Return the lines of the data below in which the string "username" occurs.

==*==

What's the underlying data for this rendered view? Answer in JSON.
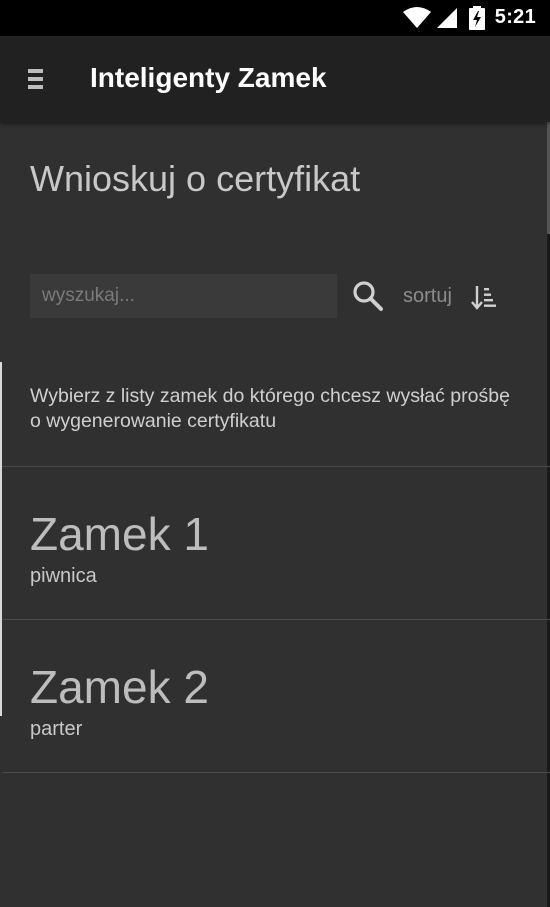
{
  "status_bar": {
    "time": "5:21",
    "icons": [
      "wifi-icon",
      "cell-signal-icon",
      "battery-charging-icon"
    ]
  },
  "app_bar": {
    "title": "Inteligenty Zamek",
    "menu_icon": "hamburger-menu-icon"
  },
  "page": {
    "heading": "Wnioskuj o certyfikat",
    "search": {
      "placeholder": "wyszukaj...",
      "value": "",
      "icon": "search-icon"
    },
    "sort": {
      "label": "sortuj",
      "icon": "sort-icon"
    },
    "instructions": "Wybierz z listy zamek do którego chcesz wysłać prośbę o wygenerowanie certyfikatu",
    "locks": [
      {
        "name": "Zamek 1",
        "location": "piwnica"
      },
      {
        "name": "Zamek 2",
        "location": "parter"
      }
    ]
  },
  "colors": {
    "background": "#303030",
    "app_bar": "#212121",
    "status_bar": "#000000",
    "search_field": "#3a3a3a",
    "divider": "#4a4a4a"
  }
}
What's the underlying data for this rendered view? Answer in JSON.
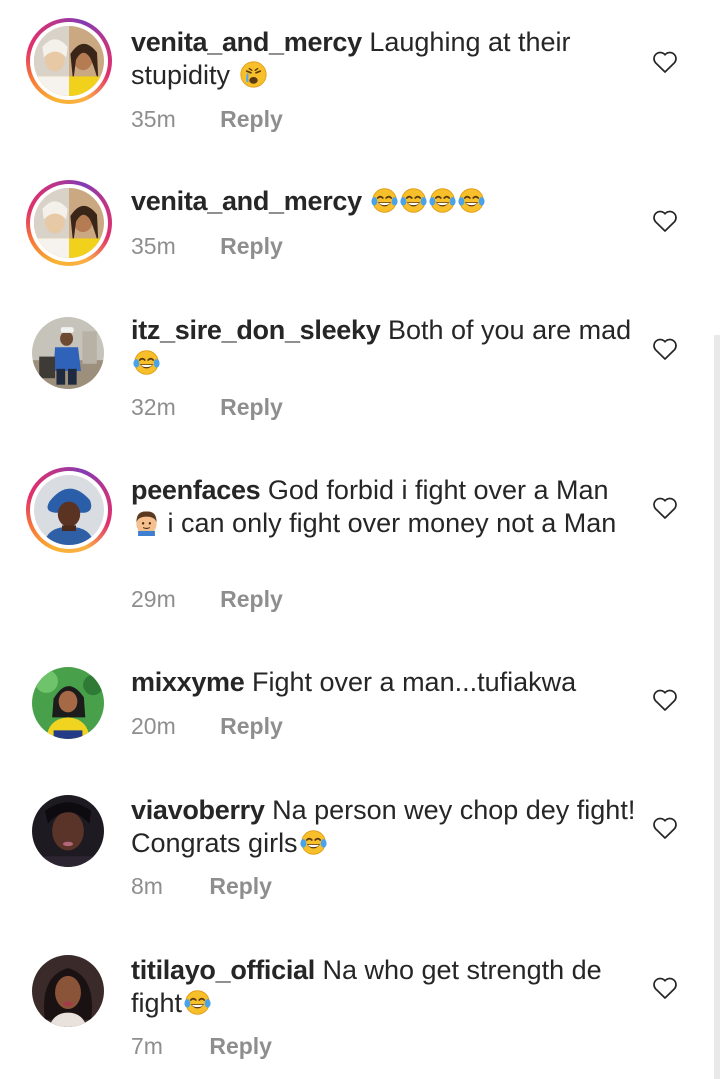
{
  "comments": [
    {
      "username": "venita_and_mercy",
      "text": "Laughing at their stupidity",
      "emoji": "weary-face",
      "time": "35m",
      "reply_label": "Reply",
      "avatar": "duo-women",
      "has_story": true
    },
    {
      "username": "venita_and_mercy",
      "text": "",
      "emoji": "tears-of-joy-x4",
      "time": "35m",
      "reply_label": "Reply",
      "avatar": "duo-women",
      "has_story": true
    },
    {
      "username": "itz_sire_don_sleeky",
      "text": "Both of you are mad",
      "emoji": "tears-of-joy",
      "time": "32m",
      "reply_label": "Reply",
      "avatar": "man-outdoors",
      "has_story": false
    },
    {
      "username": "peenfaces",
      "text_before_emoji": "God forbid i fight over a Man",
      "emoji": "man-face",
      "text": "i can only fight over money not a Man",
      "time": "29m",
      "reply_label": "Reply",
      "avatar": "woman-blue-headwrap",
      "has_story": true
    },
    {
      "username": "mixxyme",
      "text": "Fight over a man...tufiakwa",
      "time": "20m",
      "reply_label": "Reply",
      "avatar": "woman-yellow-top",
      "has_story": false
    },
    {
      "username": "viavoberry",
      "text": "Na person wey chop dey fight! Congrats girls",
      "emoji": "tears-of-joy",
      "time": "8m",
      "reply_label": "Reply",
      "avatar": "woman-dark",
      "has_story": false
    },
    {
      "username": "titilayo_official",
      "text": "Na who get strength de fight",
      "emoji": "tears-of-joy",
      "time": "7m",
      "reply_label": "Reply",
      "avatar": "woman-portrait",
      "has_story": false
    }
  ],
  "icons": {
    "like": "heart-outline-icon"
  },
  "colors": {
    "text": "#262626",
    "secondary": "#8e8e8e",
    "story_ring": "#e1306c"
  }
}
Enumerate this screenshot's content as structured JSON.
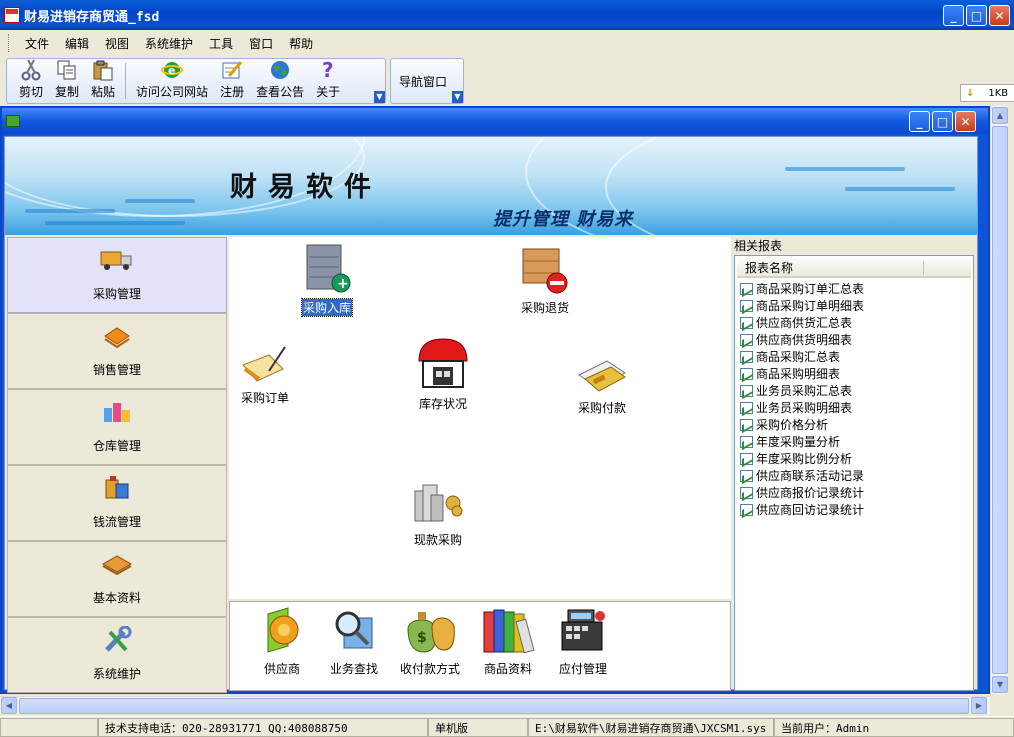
{
  "window": {
    "title": "财易进销存商贸通_fsd"
  },
  "menu": [
    "文件",
    "编辑",
    "视图",
    "系统维护",
    "工具",
    "窗口",
    "帮助"
  ],
  "toolbar": {
    "cut": "剪切",
    "copy": "复制",
    "paste": "粘贴",
    "website": "访问公司网站",
    "register": "注册",
    "notice": "查看公告",
    "about": "关于",
    "nav_window": "导航窗口",
    "download": "1KB"
  },
  "banner": {
    "title": "财易软件",
    "slogan": "提升管理 财易来"
  },
  "leftnav": [
    "采购管理",
    "销售管理",
    "仓库管理",
    "钱流管理",
    "基本资料",
    "系统维护"
  ],
  "center": {
    "purchase_in": "采购入库",
    "purchase_return": "采购退货",
    "purchase_order": "采购订单",
    "stock_status": "库存状况",
    "purchase_pay": "采购付款",
    "cash_purchase": "现款采购"
  },
  "bottom": [
    "供应商",
    "业务查找",
    "收付款方式",
    "商品资料",
    "应付管理"
  ],
  "reports": {
    "title": "相关报表",
    "header": "报表名称",
    "items": [
      "商品采购订单汇总表",
      "商品采购订单明细表",
      "供应商供货汇总表",
      "供应商供货明细表",
      "商品采购汇总表",
      "商品采购明细表",
      "业务员采购汇总表",
      "业务员采购明细表",
      "采购价格分析",
      "年度采购量分析",
      "年度采购比例分析",
      "供应商联系活动记录",
      "供应商报价记录统计",
      "供应商回访记录统计"
    ]
  },
  "status": {
    "support": "技术支持电话：020-28931771 QQ:408088750",
    "mode": "单机版",
    "path": "E:\\财易软件\\财易进销存商贸通\\JXCSM1.sys",
    "user": "当前用户：Admin"
  }
}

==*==

■ **Output for this task**
      "username": "venita_and_mercy",
      "username": "venita_and_mercy",
      "username": "itz_sire_don_sleeky",
      "username": "peenfaces",
      "username": "mixxyme",
      "username": "viavoberry",
      "username": "titilayo_official",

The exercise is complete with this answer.